Check each line of the records for "value"; collect those that have it.

----

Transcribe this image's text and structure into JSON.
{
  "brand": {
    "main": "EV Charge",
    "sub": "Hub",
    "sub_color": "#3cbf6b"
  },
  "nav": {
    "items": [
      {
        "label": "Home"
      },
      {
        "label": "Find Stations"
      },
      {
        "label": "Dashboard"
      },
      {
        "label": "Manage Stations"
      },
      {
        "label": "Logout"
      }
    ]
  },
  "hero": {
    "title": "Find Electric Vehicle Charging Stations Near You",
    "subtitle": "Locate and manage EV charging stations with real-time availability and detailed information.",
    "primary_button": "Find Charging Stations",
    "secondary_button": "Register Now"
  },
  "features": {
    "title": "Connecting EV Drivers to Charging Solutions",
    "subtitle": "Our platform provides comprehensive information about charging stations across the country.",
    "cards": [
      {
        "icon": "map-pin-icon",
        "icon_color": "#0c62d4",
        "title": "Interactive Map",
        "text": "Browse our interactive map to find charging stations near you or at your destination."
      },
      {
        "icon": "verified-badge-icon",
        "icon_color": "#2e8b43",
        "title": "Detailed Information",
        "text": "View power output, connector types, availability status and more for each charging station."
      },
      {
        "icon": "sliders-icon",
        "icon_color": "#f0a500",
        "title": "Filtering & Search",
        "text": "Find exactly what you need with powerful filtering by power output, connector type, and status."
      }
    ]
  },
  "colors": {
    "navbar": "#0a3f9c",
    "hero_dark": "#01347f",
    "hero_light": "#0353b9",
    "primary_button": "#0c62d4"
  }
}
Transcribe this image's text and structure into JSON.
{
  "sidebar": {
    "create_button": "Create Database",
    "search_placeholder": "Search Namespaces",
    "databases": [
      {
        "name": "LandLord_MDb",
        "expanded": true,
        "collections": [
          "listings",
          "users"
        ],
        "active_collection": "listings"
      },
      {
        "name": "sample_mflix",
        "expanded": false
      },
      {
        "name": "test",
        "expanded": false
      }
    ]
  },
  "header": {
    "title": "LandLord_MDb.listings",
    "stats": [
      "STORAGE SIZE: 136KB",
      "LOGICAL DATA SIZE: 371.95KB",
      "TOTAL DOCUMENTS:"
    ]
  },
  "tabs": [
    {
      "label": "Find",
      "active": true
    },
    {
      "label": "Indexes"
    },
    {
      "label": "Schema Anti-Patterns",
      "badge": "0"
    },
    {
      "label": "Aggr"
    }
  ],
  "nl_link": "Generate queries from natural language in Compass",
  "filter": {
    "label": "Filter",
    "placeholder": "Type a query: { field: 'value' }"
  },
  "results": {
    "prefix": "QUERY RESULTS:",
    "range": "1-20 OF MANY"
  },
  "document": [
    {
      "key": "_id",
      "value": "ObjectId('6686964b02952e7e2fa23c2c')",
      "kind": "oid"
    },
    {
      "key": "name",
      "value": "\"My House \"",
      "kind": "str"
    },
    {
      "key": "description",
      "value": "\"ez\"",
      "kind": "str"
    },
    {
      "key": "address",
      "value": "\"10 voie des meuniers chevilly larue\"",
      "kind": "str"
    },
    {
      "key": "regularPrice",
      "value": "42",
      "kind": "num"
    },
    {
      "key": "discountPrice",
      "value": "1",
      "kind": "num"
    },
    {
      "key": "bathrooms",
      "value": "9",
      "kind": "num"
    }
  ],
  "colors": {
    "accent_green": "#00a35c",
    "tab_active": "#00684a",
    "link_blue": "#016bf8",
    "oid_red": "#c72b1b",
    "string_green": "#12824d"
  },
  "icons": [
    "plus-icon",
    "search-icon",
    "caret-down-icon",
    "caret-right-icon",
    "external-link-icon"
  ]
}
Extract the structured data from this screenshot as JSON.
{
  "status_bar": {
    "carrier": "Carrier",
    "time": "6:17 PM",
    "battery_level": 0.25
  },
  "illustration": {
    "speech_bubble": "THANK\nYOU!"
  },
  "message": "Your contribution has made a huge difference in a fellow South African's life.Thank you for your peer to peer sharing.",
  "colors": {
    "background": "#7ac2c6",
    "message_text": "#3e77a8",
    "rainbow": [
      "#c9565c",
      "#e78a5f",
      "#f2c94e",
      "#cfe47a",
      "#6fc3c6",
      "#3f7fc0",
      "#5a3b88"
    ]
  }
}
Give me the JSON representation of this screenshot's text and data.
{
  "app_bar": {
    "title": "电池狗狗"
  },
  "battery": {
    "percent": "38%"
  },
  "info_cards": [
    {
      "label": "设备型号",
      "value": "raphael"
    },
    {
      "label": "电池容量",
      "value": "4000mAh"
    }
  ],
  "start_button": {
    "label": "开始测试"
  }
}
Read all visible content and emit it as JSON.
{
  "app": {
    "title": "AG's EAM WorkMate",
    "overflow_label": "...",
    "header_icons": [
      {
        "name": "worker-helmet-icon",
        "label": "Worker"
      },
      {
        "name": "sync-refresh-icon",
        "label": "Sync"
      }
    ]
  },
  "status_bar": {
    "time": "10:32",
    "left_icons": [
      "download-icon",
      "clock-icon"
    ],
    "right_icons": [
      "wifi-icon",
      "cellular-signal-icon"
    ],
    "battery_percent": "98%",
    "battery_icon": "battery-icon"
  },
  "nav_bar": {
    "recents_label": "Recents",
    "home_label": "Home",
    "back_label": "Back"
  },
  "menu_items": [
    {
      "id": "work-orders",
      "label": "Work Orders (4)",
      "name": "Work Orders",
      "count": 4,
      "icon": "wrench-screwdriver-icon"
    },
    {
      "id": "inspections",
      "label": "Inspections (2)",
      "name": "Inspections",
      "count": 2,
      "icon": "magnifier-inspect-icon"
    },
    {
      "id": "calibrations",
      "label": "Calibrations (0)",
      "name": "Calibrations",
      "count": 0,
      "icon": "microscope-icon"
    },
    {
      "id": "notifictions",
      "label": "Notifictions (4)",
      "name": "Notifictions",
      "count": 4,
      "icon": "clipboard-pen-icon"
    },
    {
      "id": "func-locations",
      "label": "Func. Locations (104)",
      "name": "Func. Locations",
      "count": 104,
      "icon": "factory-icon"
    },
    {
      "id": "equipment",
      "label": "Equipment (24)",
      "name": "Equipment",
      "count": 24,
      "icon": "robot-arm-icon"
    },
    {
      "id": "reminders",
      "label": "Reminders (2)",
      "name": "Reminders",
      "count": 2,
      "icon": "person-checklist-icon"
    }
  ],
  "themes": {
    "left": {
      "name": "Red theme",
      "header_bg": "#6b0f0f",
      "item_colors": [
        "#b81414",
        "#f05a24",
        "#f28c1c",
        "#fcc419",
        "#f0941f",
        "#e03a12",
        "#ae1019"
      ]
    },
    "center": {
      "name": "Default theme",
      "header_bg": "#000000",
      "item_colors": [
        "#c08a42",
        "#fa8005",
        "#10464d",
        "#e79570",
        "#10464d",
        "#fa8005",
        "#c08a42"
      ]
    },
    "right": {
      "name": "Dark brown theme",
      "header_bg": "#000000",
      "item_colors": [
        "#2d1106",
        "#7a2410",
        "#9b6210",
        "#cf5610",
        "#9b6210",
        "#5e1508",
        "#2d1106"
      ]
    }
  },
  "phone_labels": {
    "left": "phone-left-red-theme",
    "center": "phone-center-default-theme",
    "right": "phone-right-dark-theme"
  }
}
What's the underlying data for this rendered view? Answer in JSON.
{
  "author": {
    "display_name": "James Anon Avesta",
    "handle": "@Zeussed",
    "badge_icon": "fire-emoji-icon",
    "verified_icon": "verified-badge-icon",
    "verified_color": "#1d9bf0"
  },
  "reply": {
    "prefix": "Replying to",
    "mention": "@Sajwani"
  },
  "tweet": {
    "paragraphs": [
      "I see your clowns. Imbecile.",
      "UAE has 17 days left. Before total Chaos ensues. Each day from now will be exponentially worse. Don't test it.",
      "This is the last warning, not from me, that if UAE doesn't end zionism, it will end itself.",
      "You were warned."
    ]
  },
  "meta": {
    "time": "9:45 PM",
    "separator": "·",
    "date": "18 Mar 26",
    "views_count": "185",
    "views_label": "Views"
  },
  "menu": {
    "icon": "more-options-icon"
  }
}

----

## [WRITTEN ANSWER]
    "placeholder": "Type a query: { field: 'value' }"
      "value": "ObjectId('6686964b02952e7e2fa23c2c')",
      "value": "\"My House \"",
      "value": "\"ez\"",
      "value": "\"10 voie des meuniers chevilly larue\"",
      "value": "42",
      "value": "1",
      "value": "9",
      "value": "raphael"
      "value": "4000mAh"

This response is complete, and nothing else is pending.